* **Required action**
For this exercise, copy all the data exactly and include none of the pictures.

== Entries provided

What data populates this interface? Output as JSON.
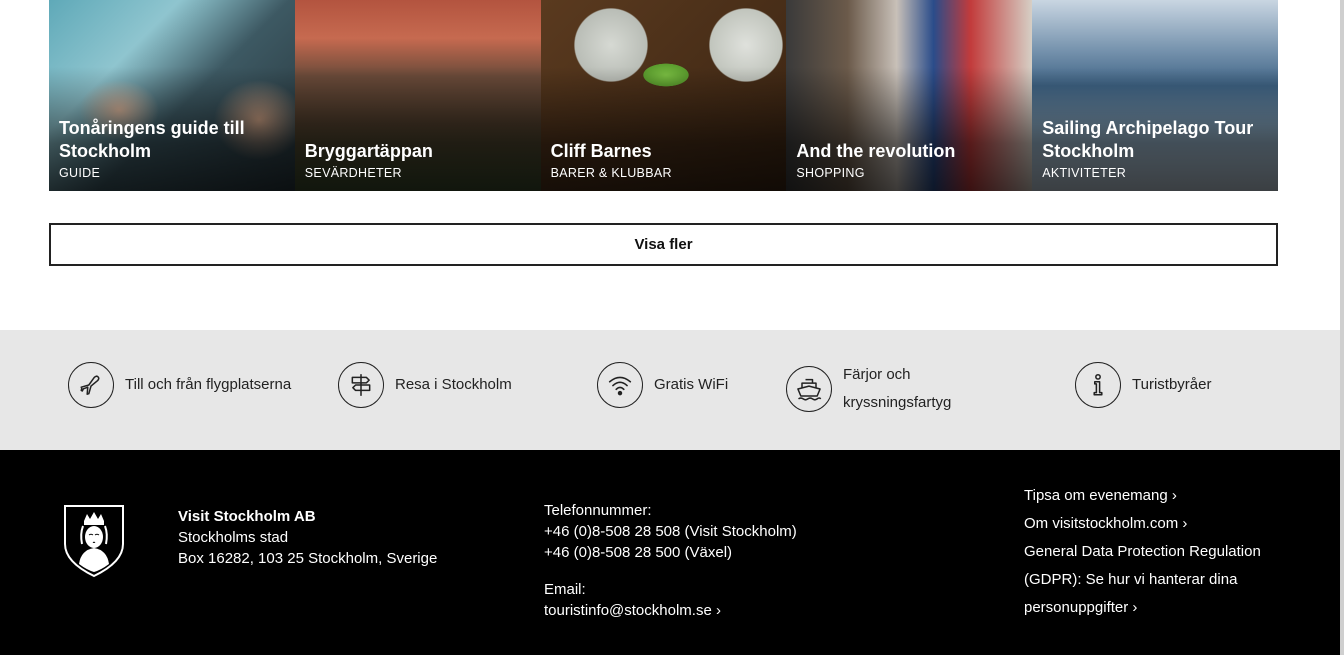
{
  "cards": [
    {
      "title": "Tonåringens guide till Stockholm",
      "category": "GUIDE"
    },
    {
      "title": "Bryggartäppan",
      "category": "SEVÄRDHETER"
    },
    {
      "title": "Cliff Barnes",
      "category": "BARER & KLUBBAR"
    },
    {
      "title": "And the revolution",
      "category": "SHOPPING"
    },
    {
      "title": "Sailing Archipelago Tour Stockholm",
      "category": "AKTIVITETER"
    }
  ],
  "more_button": "Visa fler",
  "services": [
    {
      "label": "Till och från flygplatserna",
      "icon": "airplane-icon"
    },
    {
      "label": "Resa i Stockholm",
      "icon": "signpost-icon"
    },
    {
      "label": "Gratis WiFi",
      "icon": "wifi-icon"
    },
    {
      "label": "Färjor och kryssningsfartyg",
      "icon": "ship-icon"
    },
    {
      "label": "Turistbyråer",
      "icon": "info-icon"
    }
  ],
  "footer": {
    "org_name": "Visit Stockholm AB",
    "org_line1": "Stockholms stad",
    "org_line2": "Box 16282, 103 25 Stockholm, Sverige",
    "phone_label": "Telefonnummer:",
    "phone1": "+46 (0)8-508 28 508 (Visit Stockholm)",
    "phone2": "+46 (0)8-508 28 500 (Växel)",
    "email_label": "Email:",
    "email": "touristinfo@stockholm.se ›",
    "links": [
      "Tipsa om evenemang ›",
      "Om visitstockholm.com ›",
      "General Data Protection Regulation (GDPR): Se hur vi hanterar dina personuppgifter ›"
    ]
  }
}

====

* **Exercise output**
What data populates this interface? Output as JSON.
{
  "cards": [
    {
      "title": "Tonåringens guide till Stockholm",
      "category": "GUIDE"
    },
    {
      "title": "Bryggartäppan",
      "category": "SEVÄRDHETER"
    },
    {
      "title": "Cliff Barnes",
      "category": "BARER & KLUBBAR"
    },
    {
      "title": "And the revolution",
      "category": "SHOPPING"
    },
    {
      "title": "Sailing Archipelago Tour Stockholm",
      "category": "AKTIVITETER"
    }
  ],
  "more_button": "Visa fler",
  "services": [
    {
      "label": "Till och från flygplatserna",
      "icon": "airplane-icon"
    },
    {
      "label": "Resa i Stockholm",
      "icon": "signpost-icon"
    },
    {
      "label": "Gratis WiFi",
      "icon": "wifi-icon"
    },
    {
      "label": "Färjor och kryssningsfartyg",
      "icon": "ship-icon"
    },
    {
      "label": "Turistbyråer",
      "icon": "info-icon"
    }
  ],
  "footer": {
    "org_name": "Visit Stockholm AB",
    "org_line1": "Stockholms stad",
    "org_line2": "Box 16282, 103 25 Stockholm, Sverige",
    "phone_label": "Telefonnummer:",
    "phone1": "+46 (0)8-508 28 508 (Visit Stockholm)",
    "phone2": "+46 (0)8-508 28 500 (Växel)",
    "email_label": "Email:",
    "email": "touristinfo@stockholm.se ›",
    "links": [
      "Tipsa om evenemang ›",
      "Om visitstockholm.com ›",
      "General Data Protection Regulation (GDPR): Se hur vi hanterar dina personuppgifter ›"
    ]
  }
}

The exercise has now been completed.